§ WORK ORDER:
Your answer must be every line of the data that holds the string "this".

§ RECORDS SUPPLIED:
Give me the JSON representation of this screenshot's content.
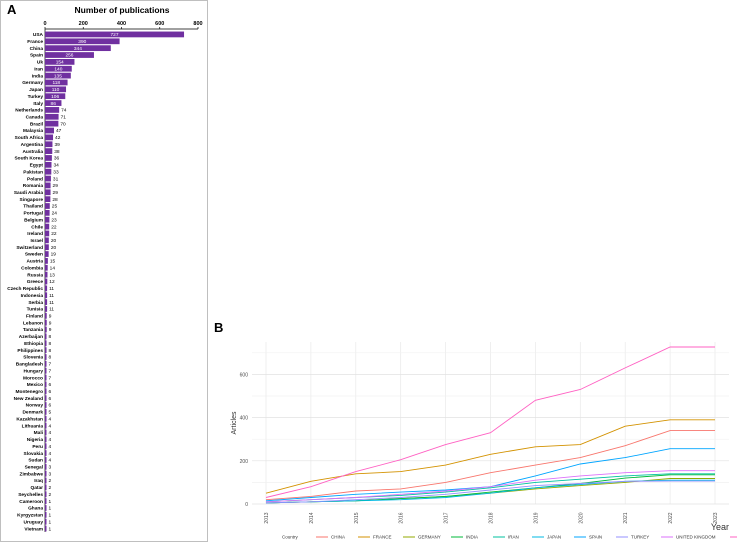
{
  "panels": {
    "a": {
      "letter": "A"
    },
    "b": {
      "letter": "B"
    }
  },
  "colors": {
    "bar": "#7030a0",
    "bar_label": "#ffffff"
  },
  "chart_data": [
    {
      "type": "bar",
      "orientation": "horizontal",
      "title": "Number of publications",
      "xlim": [
        0,
        800
      ],
      "x_ticks": [
        0,
        200,
        400,
        600,
        800
      ],
      "grid": false,
      "categories": [
        "USA",
        "France",
        "China",
        "Spain",
        "Uk",
        "Iran",
        "India",
        "Germany",
        "Japan",
        "Turkey",
        "Italy",
        "Netherlands",
        "Canada",
        "Brazil",
        "Malaysia",
        "South Africa",
        "Argentina",
        "Australia",
        "South Korea",
        "Egypt",
        "Pakistan",
        "Poland",
        "Romania",
        "Saudi Arabia",
        "Singapore",
        "Thailand",
        "Portugal",
        "Belgium",
        "Chile",
        "Ireland",
        "Israel",
        "Switzerland",
        "Sweden",
        "Austria",
        "Colombia",
        "Russia",
        "Greece",
        "Czech Republic",
        "Indonesia",
        "Serbia",
        "Tunisia",
        "Finland",
        "Lebanon",
        "Tanzania",
        "Azerbaijan",
        "Ethiopia",
        "Philippines",
        "Slovenia",
        "Bangladesh",
        "Hungary",
        "Morocco",
        "Mexico",
        "Montenegro",
        "New Zealand",
        "Norway",
        "Denmark",
        "Kazakhstan",
        "Lithuania",
        "Mali",
        "Nigeria",
        "Peru",
        "Slovakia",
        "Sudan",
        "Senegal",
        "Zimbabwe",
        "Iraq",
        "Qatar",
        "Seychelles",
        "Cameroon",
        "Ghana",
        "Kyrgyzstan",
        "Uruguay",
        "Vietnam"
      ],
      "values": [
        727,
        390,
        344,
        256,
        154,
        140,
        135,
        118,
        110,
        106,
        86,
        74,
        71,
        70,
        47,
        42,
        39,
        38,
        36,
        34,
        33,
        31,
        29,
        29,
        28,
        25,
        24,
        23,
        22,
        22,
        20,
        20,
        19,
        15,
        14,
        13,
        12,
        11,
        11,
        11,
        11,
        9,
        9,
        9,
        8,
        8,
        8,
        8,
        7,
        7,
        7,
        6,
        6,
        6,
        6,
        5,
        4,
        4,
        4,
        4,
        4,
        4,
        4,
        3,
        3,
        2,
        2,
        2,
        1,
        1,
        1,
        1,
        1
      ]
    },
    {
      "type": "line",
      "xlabel": "Year",
      "ylabel": "Articles",
      "x": [
        "2013",
        "2014",
        "2015",
        "2016",
        "2017",
        "2018",
        "2019",
        "2020",
        "2021",
        "2022",
        "2023"
      ],
      "ylim": [
        0,
        750
      ],
      "y_ticks": [
        0,
        200,
        400,
        600
      ],
      "grid": true,
      "legend_title": "Country",
      "legend_position": "bottom",
      "series": [
        {
          "name": "CHINA",
          "color": "#f8766d",
          "values": [
            20,
            35,
            60,
            70,
            100,
            145,
            180,
            215,
            270,
            340,
            340
          ]
        },
        {
          "name": "FRANCE",
          "color": "#d39200",
          "values": [
            50,
            105,
            140,
            150,
            180,
            230,
            265,
            275,
            360,
            390,
            390
          ]
        },
        {
          "name": "GERMANY",
          "color": "#93aa00",
          "values": [
            5,
            10,
            15,
            25,
            35,
            50,
            70,
            85,
            100,
            118,
            118
          ]
        },
        {
          "name": "INDIA",
          "color": "#00ba38",
          "values": [
            5,
            10,
            15,
            25,
            35,
            55,
            75,
            95,
            120,
            135,
            135
          ]
        },
        {
          "name": "IRAN",
          "color": "#00c19f",
          "values": [
            10,
            20,
            30,
            40,
            55,
            75,
            100,
            115,
            130,
            140,
            140
          ]
        },
        {
          "name": "JAPAN",
          "color": "#00b9e3",
          "values": [
            5,
            10,
            15,
            20,
            30,
            50,
            75,
            90,
            105,
            110,
            110
          ]
        },
        {
          "name": "SPAIN",
          "color": "#00a5ff",
          "values": [
            15,
            30,
            45,
            55,
            65,
            80,
            130,
            185,
            215,
            256,
            256
          ]
        },
        {
          "name": "TURKEY",
          "color": "#9590ff",
          "values": [
            5,
            10,
            20,
            30,
            45,
            65,
            85,
            95,
            105,
            106,
            106
          ]
        },
        {
          "name": "UNITED KINGDOM",
          "color": "#db72fb",
          "values": [
            10,
            20,
            30,
            45,
            60,
            80,
            110,
            130,
            145,
            154,
            154
          ]
        },
        {
          "name": "USA",
          "color": "#ff61c3",
          "values": [
            30,
            80,
            150,
            205,
            275,
            330,
            480,
            530,
            630,
            727,
            727
          ]
        }
      ]
    }
  ]
}
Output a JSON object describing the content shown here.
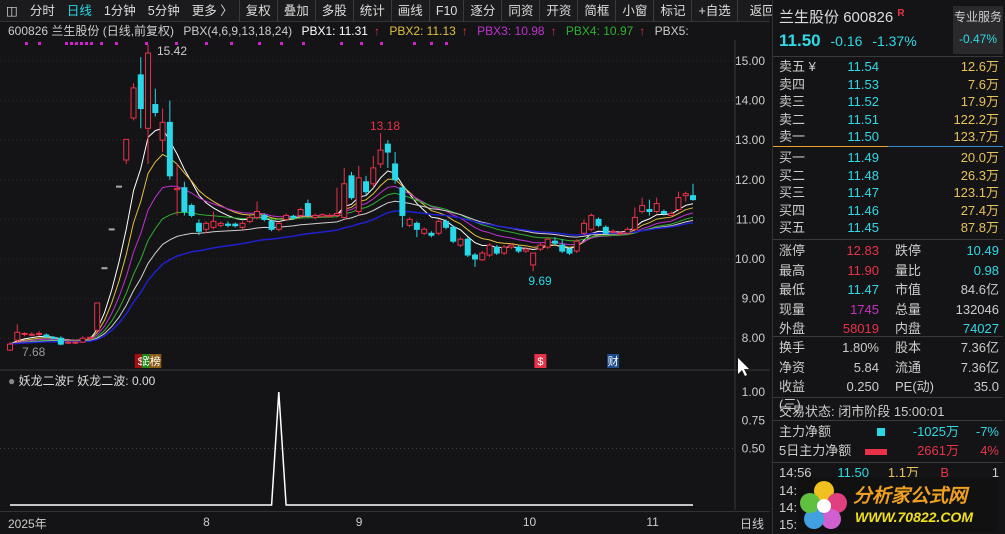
{
  "toolbar": {
    "period_tabs": [
      "分时",
      "日线",
      "1分钟",
      "5分钟",
      "更多 〉"
    ],
    "active_tab": "日线",
    "buttons": [
      "复权",
      "叠加",
      "多股",
      "统计",
      "画线",
      "F10",
      "逐分",
      "同资",
      "开资",
      "简框",
      "小窗",
      "标记",
      "+自选",
      "返回"
    ]
  },
  "infobar": {
    "title": "600826 兰生股份 (日线,前复权)",
    "indicator": "PBX(4,6,9,13,18,24)",
    "pbx1": "PBX1: 11.31",
    "pbx2": "PBX2: 11.13",
    "pbx3": "PBX3: 10.98",
    "pbx4": "PBX4: 10.97",
    "pbx5": "PBX5: ",
    "arrow": "↑"
  },
  "colors": {
    "up": "#e8324a",
    "down": "#27d8e8",
    "pbx1": "#ffffff",
    "pbx2": "#e0c040",
    "pbx3": "#c030d0",
    "pbx4": "#30b030",
    "pbx5": "#d0d0d0",
    "pbx6": "#2020d0"
  },
  "chart_data": {
    "type": "candlestick",
    "price_ticks": [
      "15.00",
      "14.00",
      "13.00",
      "12.00",
      "11.00",
      "10.00",
      "9.00",
      "8.00"
    ],
    "ylim": [
      7.5,
      15.5
    ],
    "high_label": "15.42",
    "low_label": "9.69",
    "peak2_label": "13.18",
    "start_low_label": "7.68",
    "candles": [
      [
        7.7,
        7.9,
        7.68,
        7.85
      ],
      [
        7.95,
        8.35,
        7.9,
        8.15
      ],
      [
        8.1,
        8.15,
        8.05,
        8.12
      ],
      [
        8.1,
        8.15,
        8.05,
        8.1
      ],
      [
        8.1,
        8.18,
        8.05,
        8.12
      ],
      [
        8.08,
        8.12,
        8.0,
        8.03
      ],
      [
        8.02,
        8.05,
        7.98,
        8.0
      ],
      [
        8.0,
        8.05,
        7.82,
        7.85
      ],
      [
        7.9,
        7.95,
        7.85,
        7.9
      ],
      [
        7.9,
        7.95,
        7.85,
        7.9
      ],
      [
        7.9,
        8.05,
        7.88,
        8.0
      ],
      [
        8.0,
        8.05,
        7.95,
        8.02
      ],
      [
        8.2,
        8.9,
        8.15,
        8.89
      ],
      [
        9.78,
        9.78,
        9.78,
        9.78
      ],
      [
        10.76,
        10.76,
        10.76,
        10.76
      ],
      [
        11.84,
        11.84,
        11.84,
        11.84
      ],
      [
        12.5,
        13.02,
        12.4,
        13.02
      ],
      [
        13.56,
        14.44,
        13.5,
        14.32
      ],
      [
        14.65,
        15.1,
        13.3,
        13.8
      ],
      [
        13.3,
        15.42,
        12.4,
        15.2
      ],
      [
        13.9,
        14.3,
        13.6,
        13.7
      ],
      [
        13.0,
        13.8,
        12.7,
        13.45
      ],
      [
        13.45,
        14.0,
        12.0,
        12.1
      ],
      [
        11.75,
        12.4,
        11.1,
        11.78
      ],
      [
        11.8,
        11.95,
        11.1,
        11.2
      ],
      [
        11.35,
        11.4,
        11.05,
        11.1
      ],
      [
        10.9,
        11.0,
        10.6,
        10.7
      ],
      [
        10.75,
        10.95,
        10.65,
        10.9
      ],
      [
        10.8,
        11.2,
        10.75,
        10.95
      ],
      [
        10.85,
        10.95,
        10.8,
        10.9
      ],
      [
        10.88,
        10.95,
        10.8,
        10.85
      ],
      [
        10.88,
        10.92,
        10.8,
        10.84
      ],
      [
        10.8,
        10.95,
        10.75,
        10.9
      ],
      [
        10.95,
        11.1,
        10.9,
        11.05
      ],
      [
        11.05,
        11.45,
        11.0,
        11.2
      ],
      [
        11.1,
        11.15,
        10.95,
        11.0
      ],
      [
        10.95,
        11.0,
        10.7,
        10.75
      ],
      [
        10.75,
        10.95,
        10.7,
        10.9
      ],
      [
        11.0,
        11.15,
        10.95,
        11.1
      ],
      [
        11.08,
        11.12,
        11.0,
        11.04
      ],
      [
        11.1,
        11.3,
        11.05,
        11.25
      ],
      [
        11.4,
        11.5,
        11.05,
        11.1
      ],
      [
        11.05,
        11.15,
        11.0,
        11.1
      ],
      [
        11.08,
        11.15,
        11.05,
        11.12
      ],
      [
        11.1,
        11.15,
        11.05,
        11.1
      ],
      [
        11.1,
        11.8,
        11.05,
        11.15
      ],
      [
        11.05,
        12.3,
        11.0,
        11.9
      ],
      [
        12.1,
        12.2,
        11.5,
        11.55
      ],
      [
        11.2,
        12.35,
        11.1,
        12.05
      ],
      [
        11.95,
        12.1,
        11.6,
        11.7
      ],
      [
        11.9,
        12.6,
        11.8,
        12.3
      ],
      [
        12.4,
        13.18,
        12.3,
        12.75
      ],
      [
        12.9,
        13.0,
        12.3,
        12.7
      ],
      [
        12.4,
        12.7,
        11.9,
        12.0
      ],
      [
        11.8,
        11.85,
        10.8,
        11.1
      ],
      [
        10.85,
        11.05,
        10.8,
        11.0
      ],
      [
        10.9,
        10.95,
        10.55,
        10.75
      ],
      [
        10.65,
        10.8,
        10.6,
        10.75
      ],
      [
        10.65,
        10.7,
        10.55,
        10.6
      ],
      [
        10.65,
        11.0,
        10.6,
        10.95
      ],
      [
        10.95,
        11.0,
        10.75,
        10.8
      ],
      [
        10.8,
        10.85,
        10.4,
        10.45
      ],
      [
        10.35,
        10.55,
        10.3,
        10.5
      ],
      [
        10.5,
        10.55,
        10.05,
        10.1
      ],
      [
        10.1,
        10.15,
        9.8,
        10.0
      ],
      [
        9.98,
        10.2,
        9.95,
        10.15
      ],
      [
        10.1,
        10.4,
        10.05,
        10.35
      ],
      [
        10.3,
        10.35,
        10.1,
        10.15
      ],
      [
        10.15,
        10.35,
        10.1,
        10.3
      ],
      [
        10.3,
        10.4,
        10.25,
        10.35
      ],
      [
        10.3,
        10.35,
        10.15,
        10.2
      ],
      [
        10.2,
        10.3,
        10.15,
        10.25
      ],
      [
        9.85,
        10.15,
        9.69,
        10.15
      ],
      [
        10.25,
        10.4,
        10.2,
        10.35
      ],
      [
        10.3,
        10.55,
        10.25,
        10.5
      ],
      [
        10.45,
        10.55,
        10.35,
        10.4
      ],
      [
        10.35,
        10.5,
        10.15,
        10.2
      ],
      [
        10.25,
        10.3,
        10.1,
        10.15
      ],
      [
        10.2,
        10.5,
        10.15,
        10.45
      ],
      [
        10.65,
        11.0,
        10.6,
        10.9
      ],
      [
        10.75,
        11.15,
        10.7,
        11.1
      ],
      [
        11.0,
        11.05,
        10.8,
        10.85
      ],
      [
        10.8,
        10.85,
        10.6,
        10.65
      ],
      [
        10.7,
        10.75,
        10.65,
        10.7
      ],
      [
        10.65,
        10.7,
        10.6,
        10.66
      ],
      [
        10.65,
        10.8,
        10.6,
        10.75
      ],
      [
        10.75,
        11.3,
        10.7,
        11.05
      ],
      [
        11.2,
        11.55,
        11.15,
        11.35
      ],
      [
        11.25,
        11.5,
        11.1,
        11.2
      ],
      [
        11.2,
        11.55,
        11.15,
        11.4
      ],
      [
        11.2,
        11.25,
        11.1,
        11.15
      ],
      [
        11.1,
        11.2,
        11.05,
        11.15
      ],
      [
        11.25,
        11.7,
        11.2,
        11.55
      ],
      [
        11.6,
        11.7,
        11.45,
        11.65
      ],
      [
        11.6,
        11.9,
        11.47,
        11.5
      ]
    ],
    "signal_index": 37,
    "markers": [
      {
        "label": "$",
        "idx": 18,
        "color": "#a01010"
      },
      {
        "label": "跌",
        "idx": 19,
        "color": "#1a8a1a"
      },
      {
        "label": "榜",
        "idx": 20,
        "color": "#8a5a10"
      },
      {
        "label": "$",
        "idx": 73,
        "color": "#e8324a"
      },
      {
        "label": "财",
        "idx": 83,
        "color": "#1a4a8a"
      }
    ],
    "lower": {
      "title": "妖龙二波F",
      "value_label": "妖龙二波: 0.00",
      "ticks": [
        "1.00",
        "0.75",
        "0.50"
      ]
    },
    "x_ticks": [
      {
        "label": "2025年",
        "idx": 0
      },
      {
        "label": "8",
        "idx": 27
      },
      {
        "label": "9",
        "idx": 48
      },
      {
        "label": "10",
        "idx": 71
      },
      {
        "label": "11",
        "idx": 88
      }
    ],
    "period_label": "日线"
  },
  "quote": {
    "name": "兰生股份",
    "code": "600826",
    "badge": "R",
    "service": "专业服务",
    "price": "11.50",
    "change": "-0.16",
    "pct": "-1.37%",
    "service_pct": "-0.47%",
    "asks": [
      {
        "l": "卖五 ¥",
        "p": "11.54",
        "v": "12.6万"
      },
      {
        "l": "卖四",
        "p": "11.53",
        "v": "7.6万"
      },
      {
        "l": "卖三",
        "p": "11.52",
        "v": "17.9万"
      },
      {
        "l": "卖二",
        "p": "11.51",
        "v": "122.2万"
      },
      {
        "l": "卖一",
        "p": "11.50",
        "v": "123.7万"
      }
    ],
    "bids": [
      {
        "l": "买一",
        "p": "11.49",
        "v": "20.0万"
      },
      {
        "l": "买二",
        "p": "11.48",
        "v": "26.3万"
      },
      {
        "l": "买三",
        "p": "11.47",
        "v": "123.1万"
      },
      {
        "l": "买四",
        "p": "11.46",
        "v": "27.4万"
      },
      {
        "l": "买五",
        "p": "11.45",
        "v": "87.8万"
      }
    ],
    "stats": [
      [
        "涨停",
        "12.83",
        "跌停",
        "10.49"
      ],
      [
        "最高",
        "11.90",
        "量比",
        "0.98"
      ],
      [
        "最低",
        "11.47",
        "市值",
        "84.6亿"
      ],
      [
        "现量",
        "1745",
        "总量",
        "132046"
      ],
      [
        "外盘",
        "58019",
        "内盘",
        "74027"
      ]
    ],
    "stats2": [
      [
        "换手",
        "1.80%",
        "股本",
        "7.36亿"
      ],
      [
        "净资",
        "5.84",
        "流通",
        "7.36亿"
      ],
      [
        "收益(三)",
        "0.250",
        "PE(动)",
        "35.0"
      ]
    ],
    "trade_status": "交易状态: 闭市阶段 15:00:01",
    "flow": [
      {
        "l": "主力净额",
        "v": "-1025万",
        "p": "-7%"
      },
      {
        "l": "5日主力净额",
        "v": "2661万",
        "p": "4%"
      }
    ],
    "tick": {
      "time": "14:56",
      "price": "11.50",
      "vol": "1.1万",
      "bs": "B",
      "n": "1"
    },
    "tick_times": [
      "14:",
      "14:",
      "15:"
    ],
    "logo": {
      "text": "分析家公式网",
      "url": "WWW.70822.COM"
    }
  }
}
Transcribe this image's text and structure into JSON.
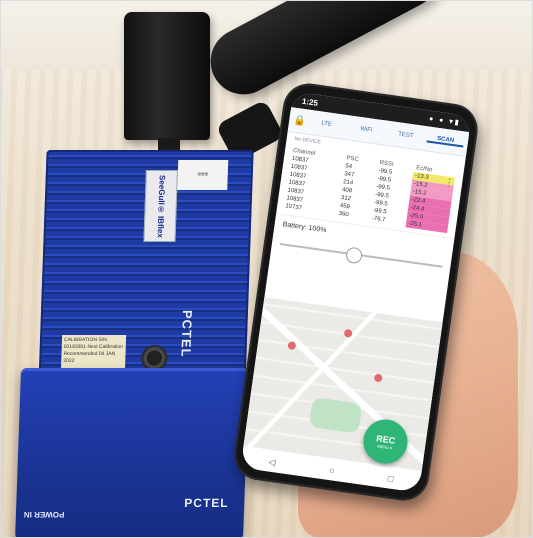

§ EXERCISE RESULT:
Give me the JSON representation of this screenshot's content.
Transcribe this image's text and structure into JSON.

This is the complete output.